▶ **Exercise material**

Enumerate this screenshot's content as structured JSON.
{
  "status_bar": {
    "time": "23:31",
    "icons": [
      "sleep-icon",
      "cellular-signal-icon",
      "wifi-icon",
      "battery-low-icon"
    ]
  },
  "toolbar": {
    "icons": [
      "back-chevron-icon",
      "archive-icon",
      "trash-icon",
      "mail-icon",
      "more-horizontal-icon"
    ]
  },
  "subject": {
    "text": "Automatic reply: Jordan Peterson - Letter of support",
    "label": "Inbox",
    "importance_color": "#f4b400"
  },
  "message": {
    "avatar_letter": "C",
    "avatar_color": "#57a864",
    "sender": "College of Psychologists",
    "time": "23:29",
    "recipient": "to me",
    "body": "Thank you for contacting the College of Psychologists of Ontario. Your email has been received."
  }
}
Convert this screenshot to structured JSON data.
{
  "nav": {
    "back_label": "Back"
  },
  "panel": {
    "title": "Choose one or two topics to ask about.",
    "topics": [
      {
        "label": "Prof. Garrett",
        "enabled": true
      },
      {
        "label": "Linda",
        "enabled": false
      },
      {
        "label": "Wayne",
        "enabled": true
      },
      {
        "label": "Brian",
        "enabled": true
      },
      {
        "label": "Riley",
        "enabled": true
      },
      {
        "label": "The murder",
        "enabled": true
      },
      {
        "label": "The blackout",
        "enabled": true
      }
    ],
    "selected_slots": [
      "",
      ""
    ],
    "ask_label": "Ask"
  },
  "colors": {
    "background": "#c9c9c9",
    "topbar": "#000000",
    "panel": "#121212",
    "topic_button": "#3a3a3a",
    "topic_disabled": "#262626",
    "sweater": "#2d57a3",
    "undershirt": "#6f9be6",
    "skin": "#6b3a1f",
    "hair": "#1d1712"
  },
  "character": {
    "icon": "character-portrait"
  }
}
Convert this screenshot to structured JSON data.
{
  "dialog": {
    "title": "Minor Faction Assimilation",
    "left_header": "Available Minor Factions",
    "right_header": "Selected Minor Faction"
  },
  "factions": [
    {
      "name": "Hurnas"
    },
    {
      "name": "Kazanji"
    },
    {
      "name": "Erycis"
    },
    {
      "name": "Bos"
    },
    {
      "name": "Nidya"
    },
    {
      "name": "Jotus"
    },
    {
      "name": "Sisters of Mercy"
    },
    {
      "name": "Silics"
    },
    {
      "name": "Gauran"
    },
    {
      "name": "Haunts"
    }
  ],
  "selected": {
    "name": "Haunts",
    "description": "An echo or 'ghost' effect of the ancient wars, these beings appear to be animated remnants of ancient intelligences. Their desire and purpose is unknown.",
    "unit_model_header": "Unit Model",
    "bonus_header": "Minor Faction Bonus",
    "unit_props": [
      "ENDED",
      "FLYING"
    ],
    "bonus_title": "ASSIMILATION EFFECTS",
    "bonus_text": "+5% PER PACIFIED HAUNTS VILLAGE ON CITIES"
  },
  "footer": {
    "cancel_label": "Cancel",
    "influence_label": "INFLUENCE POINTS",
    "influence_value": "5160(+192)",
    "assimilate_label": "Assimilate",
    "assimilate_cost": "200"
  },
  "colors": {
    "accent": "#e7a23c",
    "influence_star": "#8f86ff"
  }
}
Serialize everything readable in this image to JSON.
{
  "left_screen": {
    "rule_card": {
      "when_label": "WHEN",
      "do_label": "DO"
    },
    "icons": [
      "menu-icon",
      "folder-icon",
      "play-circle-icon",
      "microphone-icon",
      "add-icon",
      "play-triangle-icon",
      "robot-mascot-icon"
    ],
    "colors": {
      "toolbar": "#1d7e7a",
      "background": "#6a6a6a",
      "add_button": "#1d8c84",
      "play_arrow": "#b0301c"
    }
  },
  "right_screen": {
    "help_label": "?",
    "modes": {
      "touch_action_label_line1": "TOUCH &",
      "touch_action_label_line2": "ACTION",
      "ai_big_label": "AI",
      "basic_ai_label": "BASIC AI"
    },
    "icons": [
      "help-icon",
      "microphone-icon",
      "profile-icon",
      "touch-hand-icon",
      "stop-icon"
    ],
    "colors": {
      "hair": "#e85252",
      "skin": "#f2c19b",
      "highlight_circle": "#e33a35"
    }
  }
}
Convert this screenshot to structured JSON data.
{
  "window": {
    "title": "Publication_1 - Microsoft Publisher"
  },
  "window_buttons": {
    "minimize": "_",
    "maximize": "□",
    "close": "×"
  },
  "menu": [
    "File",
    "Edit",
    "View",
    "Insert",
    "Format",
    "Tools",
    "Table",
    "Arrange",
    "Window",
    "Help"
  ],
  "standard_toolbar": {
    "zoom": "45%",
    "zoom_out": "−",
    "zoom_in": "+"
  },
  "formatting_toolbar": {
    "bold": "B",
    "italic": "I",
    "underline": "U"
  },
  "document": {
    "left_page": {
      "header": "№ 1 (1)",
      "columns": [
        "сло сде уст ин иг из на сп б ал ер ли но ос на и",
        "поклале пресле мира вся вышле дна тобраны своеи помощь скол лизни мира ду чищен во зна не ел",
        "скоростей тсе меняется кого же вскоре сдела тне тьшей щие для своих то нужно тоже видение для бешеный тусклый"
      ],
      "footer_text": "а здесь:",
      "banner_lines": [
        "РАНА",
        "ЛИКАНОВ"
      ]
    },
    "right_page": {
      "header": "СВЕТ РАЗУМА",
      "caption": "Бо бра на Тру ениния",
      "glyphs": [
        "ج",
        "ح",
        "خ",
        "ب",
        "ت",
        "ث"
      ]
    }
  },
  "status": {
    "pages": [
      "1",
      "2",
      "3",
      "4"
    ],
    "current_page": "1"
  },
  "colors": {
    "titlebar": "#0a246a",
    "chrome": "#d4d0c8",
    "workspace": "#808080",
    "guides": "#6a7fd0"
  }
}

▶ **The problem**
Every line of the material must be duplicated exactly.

▶ **Your response**
Enumerate this screenshot's content as structured JSON.
{
  "status_bar": {
    "time": "23:31",
    "icons": [
      "sleep-icon",
      "cellular-signal-icon",
      "wifi-icon",
      "battery-low-icon"
    ]
  },
  "toolbar": {
    "icons": [
      "back-chevron-icon",
      "archive-icon",
      "trash-icon",
      "mail-icon",
      "more-horizontal-icon"
    ]
  },
  "subject": {
    "text": "Automatic reply: Jordan Peterson - Letter of support",
    "label": "Inbox",
    "importance_color": "#f4b400"
  },
  "message": {
    "avatar_letter": "C",
    "avatar_color": "#57a864",
    "sender": "College of Psychologists",
    "time": "23:29",
    "recipient": "to me",
    "body": "Thank you for contacting the College of Psychologists of Ontario. Your email has been received."
  }
}
Convert this screenshot to structured JSON data.
{
  "nav": {
    "back_label": "Back"
  },
  "panel": {
    "title": "Choose one or two topics to ask about.",
    "topics": [
      {
        "label": "Prof. Garrett",
        "enabled": true
      },
      {
        "label": "Linda",
        "enabled": false
      },
      {
        "label": "Wayne",
        "enabled": true
      },
      {
        "label": "Brian",
        "enabled": true
      },
      {
        "label": "Riley",
        "enabled": true
      },
      {
        "label": "The murder",
        "enabled": true
      },
      {
        "label": "The blackout",
        "enabled": true
      }
    ],
    "selected_slots": [
      "",
      ""
    ],
    "ask_label": "Ask"
  },
  "colors": {
    "background": "#c9c9c9",
    "topbar": "#000000",
    "panel": "#121212",
    "topic_button": "#3a3a3a",
    "topic_disabled": "#262626",
    "sweater": "#2d57a3",
    "undershirt": "#6f9be6",
    "skin": "#6b3a1f",
    "hair": "#1d1712"
  },
  "character": {
    "icon": "character-portrait"
  }
}
Convert this screenshot to structured JSON data.
{
  "dialog": {
    "title": "Minor Faction Assimilation",
    "left_header": "Available Minor Factions",
    "right_header": "Selected Minor Faction"
  },
  "factions": [
    {
      "name": "Hurnas"
    },
    {
      "name": "Kazanji"
    },
    {
      "name": "Erycis"
    },
    {
      "name": "Bos"
    },
    {
      "name": "Nidya"
    },
    {
      "name": "Jotus"
    },
    {
      "name": "Sisters of Mercy"
    },
    {
      "name": "Silics"
    },
    {
      "name": "Gauran"
    },
    {
      "name": "Haunts"
    }
  ],
  "selected": {
    "name": "Haunts",
    "description": "An echo or 'ghost' effect of the ancient wars, these beings appear to be animated remnants of ancient intelligences. Their desire and purpose is unknown.",
    "unit_model_header": "Unit Model",
    "bonus_header": "Minor Faction Bonus",
    "unit_props": [
      "ENDED",
      "FLYING"
    ],
    "bonus_title": "ASSIMILATION EFFECTS",
    "bonus_text": "+5% PER PACIFIED HAUNTS VILLAGE ON CITIES"
  },
  "footer": {
    "cancel_label": "Cancel",
    "influence_label": "INFLUENCE POINTS",
    "influence_value": "5160(+192)",
    "assimilate_label": "Assimilate",
    "assimilate_cost": "200"
  },
  "colors": {
    "accent": "#e7a23c",
    "influence_star": "#8f86ff"
  }
}
Serialize everything readable in this image to JSON.
{
  "left_screen": {
    "rule_card": {
      "when_label": "WHEN",
      "do_label": "DO"
    },
    "icons": [
      "menu-icon",
      "folder-icon",
      "play-circle-icon",
      "microphone-icon",
      "add-icon",
      "play-triangle-icon",
      "robot-mascot-icon"
    ],
    "colors": {
      "toolbar": "#1d7e7a",
      "background": "#6a6a6a",
      "add_button": "#1d8c84",
      "play_arrow": "#b0301c"
    }
  },
  "right_screen": {
    "help_label": "?",
    "modes": {
      "touch_action_label_line1": "TOUCH &",
      "touch_action_label_line2": "ACTION",
      "ai_big_label": "AI",
      "basic_ai_label": "BASIC AI"
    },
    "icons": [
      "help-icon",
      "microphone-icon",
      "profile-icon",
      "touch-hand-icon",
      "stop-icon"
    ],
    "colors": {
      "hair": "#e85252",
      "skin": "#f2c19b",
      "highlight_circle": "#e33a35"
    }
  }
}
Convert this screenshot to structured JSON data.
{
  "window": {
    "title": "Publication_1 - Microsoft Publisher"
  },
  "window_buttons": {
    "minimize": "_",
    "maximize": "□",
    "close": "×"
  },
  "menu": [
    "File",
    "Edit",
    "View",
    "Insert",
    "Format",
    "Tools",
    "Table",
    "Arrange",
    "Window",
    "Help"
  ],
  "standard_toolbar": {
    "zoom": "45%",
    "zoom_out": "−",
    "zoom_in": "+"
  },
  "formatting_toolbar": {
    "bold": "B",
    "italic": "I",
    "underline": "U"
  },
  "document": {
    "left_page": {
      "header": "№ 1 (1)",
      "columns": [
        "сло сде уст ин иг из на сп б ал ер ли но ос на и",
        "поклале пресле мира вся вышле дна тобраны своеи помощь скол лизни мира ду чищен во зна не ел",
        "скоростей тсе меняется кого же вскоре сдела тне тьшей щие для своих то нужно тоже видение для бешеный тусклый"
      ],
      "footer_text": "а здесь:",
      "banner_lines": [
        "РАНА",
        "ЛИКАНОВ"
      ]
    },
    "right_page": {
      "header": "СВЕТ РАЗУМА",
      "caption": "Бо бра на Тру ениния",
      "glyphs": [
        "ج",
        "ح",
        "خ",
        "ب",
        "ت",
        "ث"
      ]
    }
  },
  "status": {
    "pages": [
      "1",
      "2",
      "3",
      "4"
    ],
    "current_page": "1"
  },
  "colors": {
    "titlebar": "#0a246a",
    "chrome": "#d4d0c8",
    "workspace": "#808080",
    "guides": "#6a7fd0"
  }
}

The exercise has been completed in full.